For starters, Kohli took 20 balls to get off the mark, the second slowest in his Test career (29 balls v England at Ahmedabad in Nov 2012). Not till his 24th delivery did Kohli score a boundary. And not before the 103rd delivery of his innings (he faced 149) had Kohli attempted the sweep.
It was an innings that spoke of the keenest level of observation, one where Kohli looked to line up shots based on the length of the ball – nudging, punching and glancing balls till he had the confidence to go for more expansive shots. The ones outside his range were left alone. The straighter ones, like those bowled by Moeen Ali, were blocked neatly. But it was really his differing stance to two types of spin – Ali’s off-break and Jack Leach’s left-armer – that made Kohli’s knock so instructive.
To Ali, Kohli tried to go across his off-stump so that he could play the spin more adjacent to his body. The advantage of such a stance is that even if you are hit trying to sweep or playing towards the on-side, the leg-before is taken out of the equation since the impact will be outside off-stump. England captain Joe Root was seen attempting the same much later in the day when the tourists were trying to survive India’s spin onslaught.
Against Leach, Kohli stayed on his leg-stump to allow for a clean view of the spin, or the lack of it. This also meant Kohli had that extra millisecond to decide whether to stay on the backfoot and punch or whip it off his pads, or plant his front foot outside the line and play inside-out. There was heavy use of the bottom-hand as well, Kohli deploying it several times to hit through the line – the best was thumping a half-volley from Leach down the ground for a boundary. The speed with which the England spinners were bowling mattered too. Unlike Ravichandran Ashwin and Axar Patel, who both averaged close to 90km/hr in both innings, Ali and Leach were slower in the air, around 80km/hr. It allowed for better footwork from the Indians, especially Kohli, as he helped his team get out of jail after they were 86/5 in the morning session.
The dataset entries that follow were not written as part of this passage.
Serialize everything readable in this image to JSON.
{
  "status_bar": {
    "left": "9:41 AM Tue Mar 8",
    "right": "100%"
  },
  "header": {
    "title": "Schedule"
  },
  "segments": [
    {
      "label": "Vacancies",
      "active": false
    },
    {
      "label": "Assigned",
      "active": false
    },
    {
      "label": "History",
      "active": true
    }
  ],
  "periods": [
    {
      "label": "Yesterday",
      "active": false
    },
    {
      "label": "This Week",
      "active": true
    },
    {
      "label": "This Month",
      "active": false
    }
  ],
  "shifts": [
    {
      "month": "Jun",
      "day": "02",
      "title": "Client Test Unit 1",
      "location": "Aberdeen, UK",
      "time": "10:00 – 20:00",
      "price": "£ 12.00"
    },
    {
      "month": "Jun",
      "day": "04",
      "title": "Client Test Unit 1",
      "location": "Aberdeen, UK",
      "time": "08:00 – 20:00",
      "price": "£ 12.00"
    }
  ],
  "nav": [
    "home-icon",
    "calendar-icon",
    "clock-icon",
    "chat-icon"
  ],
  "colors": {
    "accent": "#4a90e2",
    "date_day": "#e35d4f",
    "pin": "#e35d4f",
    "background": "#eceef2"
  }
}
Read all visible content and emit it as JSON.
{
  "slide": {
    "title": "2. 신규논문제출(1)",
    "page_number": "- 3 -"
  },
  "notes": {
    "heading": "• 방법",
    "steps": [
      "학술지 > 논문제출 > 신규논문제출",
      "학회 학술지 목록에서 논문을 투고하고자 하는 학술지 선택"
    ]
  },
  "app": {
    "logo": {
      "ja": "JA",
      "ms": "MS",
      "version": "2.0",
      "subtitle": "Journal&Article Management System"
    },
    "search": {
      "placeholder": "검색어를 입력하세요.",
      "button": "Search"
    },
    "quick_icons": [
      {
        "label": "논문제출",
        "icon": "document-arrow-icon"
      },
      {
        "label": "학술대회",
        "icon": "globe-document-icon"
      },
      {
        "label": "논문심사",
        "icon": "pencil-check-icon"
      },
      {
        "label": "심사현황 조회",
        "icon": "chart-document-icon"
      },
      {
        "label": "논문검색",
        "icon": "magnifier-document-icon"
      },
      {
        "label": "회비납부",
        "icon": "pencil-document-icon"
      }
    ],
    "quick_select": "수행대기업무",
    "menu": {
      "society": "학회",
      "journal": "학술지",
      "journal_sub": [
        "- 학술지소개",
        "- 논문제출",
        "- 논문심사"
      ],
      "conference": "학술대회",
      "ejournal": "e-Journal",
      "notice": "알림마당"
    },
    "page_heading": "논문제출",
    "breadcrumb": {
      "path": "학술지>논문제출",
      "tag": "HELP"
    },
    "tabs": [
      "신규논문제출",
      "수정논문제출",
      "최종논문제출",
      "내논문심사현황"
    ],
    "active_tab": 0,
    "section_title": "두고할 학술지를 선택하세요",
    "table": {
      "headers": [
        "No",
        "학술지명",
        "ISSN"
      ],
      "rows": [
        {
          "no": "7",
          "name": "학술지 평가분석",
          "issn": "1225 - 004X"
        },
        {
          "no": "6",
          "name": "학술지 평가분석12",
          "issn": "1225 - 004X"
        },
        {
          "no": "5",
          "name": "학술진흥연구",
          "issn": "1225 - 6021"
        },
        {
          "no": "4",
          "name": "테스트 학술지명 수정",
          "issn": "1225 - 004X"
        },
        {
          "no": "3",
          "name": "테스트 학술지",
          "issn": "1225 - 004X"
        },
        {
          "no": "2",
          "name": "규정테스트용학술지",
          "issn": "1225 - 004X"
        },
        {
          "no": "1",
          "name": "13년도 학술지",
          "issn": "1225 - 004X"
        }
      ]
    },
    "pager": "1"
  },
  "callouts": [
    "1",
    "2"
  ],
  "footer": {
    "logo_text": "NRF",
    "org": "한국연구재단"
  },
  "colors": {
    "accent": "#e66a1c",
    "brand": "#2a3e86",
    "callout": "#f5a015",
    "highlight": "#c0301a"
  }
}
That 96-run partnership with Ashwin was all about understanding the pace of England’s spinners and adjusting the scoring areas accordingly. There were some easy pickings in the form of full tosses. But Kohli had to earn his runs otherwise. More than half of his 62-run innings came in the forms of singles and twos. Twice he ran three, a rather difficult feat on shorter Indian grounds. What could have flourished into one of the finest centuries on a difficult pitch was nipped when Ali again got Kohli with a length ball that turned and bounced. But India’s innings had been steadied by then. Kohli returned, knowing his pride had been salvaged.